For Labor Day weekend, all agreed that it was impossible to schedule events simultaneously for the bathhouse area and for the main beach. It had been difficult enough the night before to have two staff members tied up with the beach observation schedules and another at the CAVE building to organize the bus trips to the state park area. Therefore the agreement was that we should have as good a beach party as possible for Saturday of Labor Day weekend and as good a show as possible at the Seashell for Sunday night. If John Dineen could be persuaded of the wisdom of such an event, possibly a midnight dance could be scheduled for the Casino starting at 12:01 Monday morning.

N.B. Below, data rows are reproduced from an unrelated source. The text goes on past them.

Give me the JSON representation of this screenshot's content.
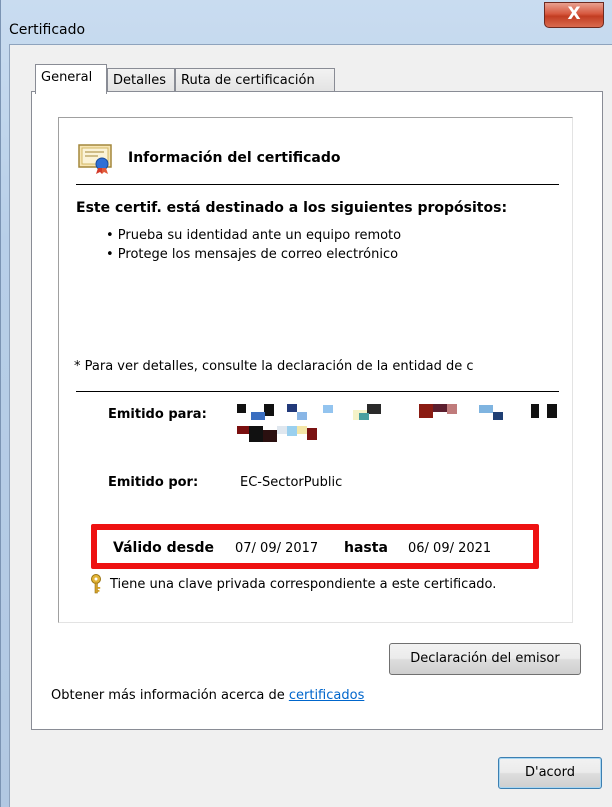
{
  "window": {
    "title": "Certificado",
    "close_label": "X"
  },
  "tabs": [
    {
      "label": "General",
      "active": true
    },
    {
      "label": "Detalles",
      "active": false
    },
    {
      "label": "Ruta de certificación",
      "active": false
    }
  ],
  "info": {
    "heading": "Información del certificado",
    "purposes_heading": "Este certif. está destinado a los siguientes propósitos:",
    "purposes": [
      "• Prueba su identidad ante un equipo remoto",
      "• Protege los mensajes de correo electrónico"
    ],
    "note": "* Para ver detalles, consulte la declaración de la entidad de c",
    "issued_to_label": "Emitido para:",
    "issued_by_label": "Emitido por:",
    "issued_by_value": "EC-SectorPublic",
    "valid_from_label": "Válido desde",
    "valid_from_value": "07/ 09/ 2017",
    "valid_to_label": "hasta",
    "valid_to_value": "06/ 09/ 2021",
    "private_key_note": "Tiene una clave privada correspondiente a este certificado."
  },
  "buttons": {
    "issuer_statement": "Declaración del emisor",
    "ok": "D'acord"
  },
  "footer": {
    "more_info_text": "Obtener más información acerca de",
    "more_info_link": "certificados"
  },
  "icons": {
    "certificate": "certificate-icon",
    "key": "key-icon",
    "close": "close-icon"
  },
  "colors": {
    "highlight_border": "#ee1111",
    "link": "#0066cc"
  }
}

It was agreed that Elaine and I would take responsibility for booking the best possible acts for Sunday night, then check back with the CAVE Program Committee for consensus. The two major acts we hoped to get were Jim Kweskin and his Jug Band and the New Prince Spaghetti Minstrels, the show to be bulked out with lesser known names if possible.
Next day on the phone I was able to learn that the Prince Spaghetti Minstrels were available for a thousand dollars and Kweskin for perhaps a little less if at all. The only way of obtaining him, it appeared, would be to find a replacement act to fill in for him, since he was concluding a week's engagement that evening. By way of explanation, the Prince Spaghetti Minstrels were a group of seven, who had originally started in a series of singing commercials on radio. Their sound was quite similar to that of the New Christie Minstrels. The Jim Kweskin Band was about a like number, an admixture of homemade instruments and a few conventional ones, highly rhythmic yet not rock and roll. Both groups were quite well known throughout New England. These facts I prepared for presentation to the upcoming TAR Committee meeting.
During this same period in late July and early August the research had been carried out with good effectiveness except in the area of interviews with arrestees. The problem was that there were simply no facilities where arrestees could be conveniently detained for an hour interview in the police station without inconvenience both to the interviewer and to the police department. Several methods were tried but none proved really satisfactory. One additional complicating factor was that many of the arrests were very late at night and the arrestees were already out on bail by the time the staff came on duty the next morning.
Probably we would not have been able to reach our N of 45 interviews if it had not been for the fact that Jack Derby joined the CAVE staff as a replacement about August 1. Not only was Derby a reliable and consistent worker, but he knew the beach youth society inside and out, having spent many summers there and worked in a variety of establishments. If anyone was a natural leader of the "C Street gang" Jack would have been the man.
In establishing a work crew for further projects like that at Hampton Beach, serious consideration should certainly be given to employing at least a certain number from within the society of the resort itself. Derby had been, as an active leader in CAVE, an asset in planning youth programs and analyzing youth attitudes, but he was a great deal more helpful as a regular crew member. Two weeks later, when Robert and Nancy Deane found they had to leave for the mid-west, we replaced them with Sheryl Marini and Ken Clark, who had been working part time or as volunteers to this point. The addition of these three people to the CAVE staff, even though the latter two were not college students or trained in interview techniques, made the work of the project more effective.